"There is nothing so delicious as a banana"
--Sir Benjamin Disraeli (1804-1881)

§ Home § Search § FoodTales § Any comments?

Plantains and Bananas

(Musa paradisiaca)

The banana--a curious herb, and not a fruit at all--orginated in India. Arabs introduced it to the Near East and northern Egypt in 6 BC, but it must have died out as Alexander the Great, on his all-conquering sweep across the known world, was totally surprised to find such a strange plant growing in the Indus Valley in 327 BCE. Pliny the Elder wrote about them in the 1st century, referencing Alexander's discovery, and calling them "the fruit of the wise" after natives who were said to live on them exclusively. And Theophrastus elaborated the legend in the 4th century, saying wise men sat in the shade of the plants and grew smart from eating its fruit.

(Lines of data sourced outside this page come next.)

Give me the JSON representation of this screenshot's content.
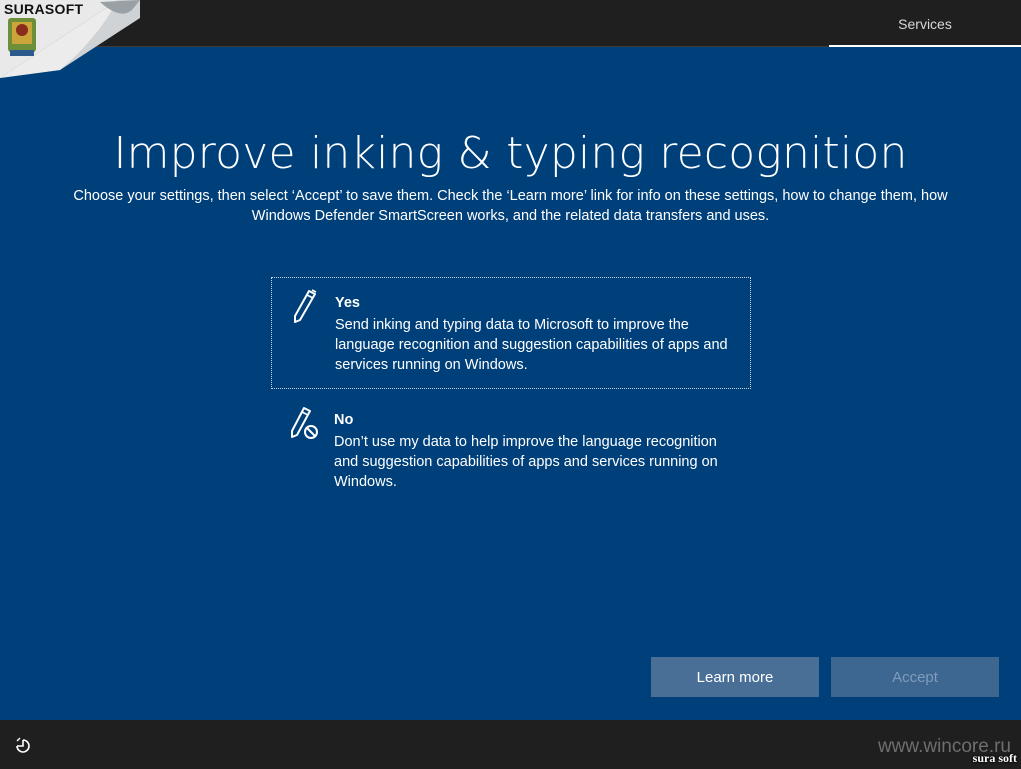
{
  "header": {
    "brand": "SURASOFT",
    "tab_label": "Services"
  },
  "main": {
    "title": "Improve inking & typing recognition",
    "subtitle": "Choose your settings, then select ‘Accept’ to save them. Check the ‘Learn more’ link for info on these settings, how to change them, how Windows Defender SmartScreen works, and the related data transfers and uses.",
    "options": [
      {
        "icon": "pen-icon",
        "label": "Yes",
        "description": "Send inking and typing data to Microsoft to improve the language recognition and suggestion capabilities of apps and services running on Windows.",
        "selected": true
      },
      {
        "icon": "pen-blocked-icon",
        "label": "No",
        "description": "Don’t use my data to help improve the language recognition and suggestion capabilities of apps and services running on Windows.",
        "selected": false
      }
    ]
  },
  "buttons": {
    "learn_more": "Learn more",
    "accept": "Accept"
  },
  "footer": {
    "watermark": "www.wincore.ru",
    "watermark_brand": "sura soft"
  },
  "colors": {
    "background": "#00407a",
    "bar": "#1f1f1f",
    "button": "#4a6f96",
    "button_disabled_text": "#7f9cbd"
  }
}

Portuguese explorers were surprised in the 15th century to find them growing on the west coast of Africa. In 1516, Spanish missionary Friar Tomas de Berlanga carried it from the Canary Islands to the New World--it landed in Haiti, but soon spread to Mexico.

Going in the other direction, bananas reached China by 200 AD, mentioned in Yang Fu's Encyclopedia of Rare Things...and then onward, so that Captain James Cook found them growing in Hawaii in the 18th century.

Sweet varieties are eaten out of hand and range in size and color dramatically. Cooking varieties, called plaintains, are not sweet at all, very firm and starchy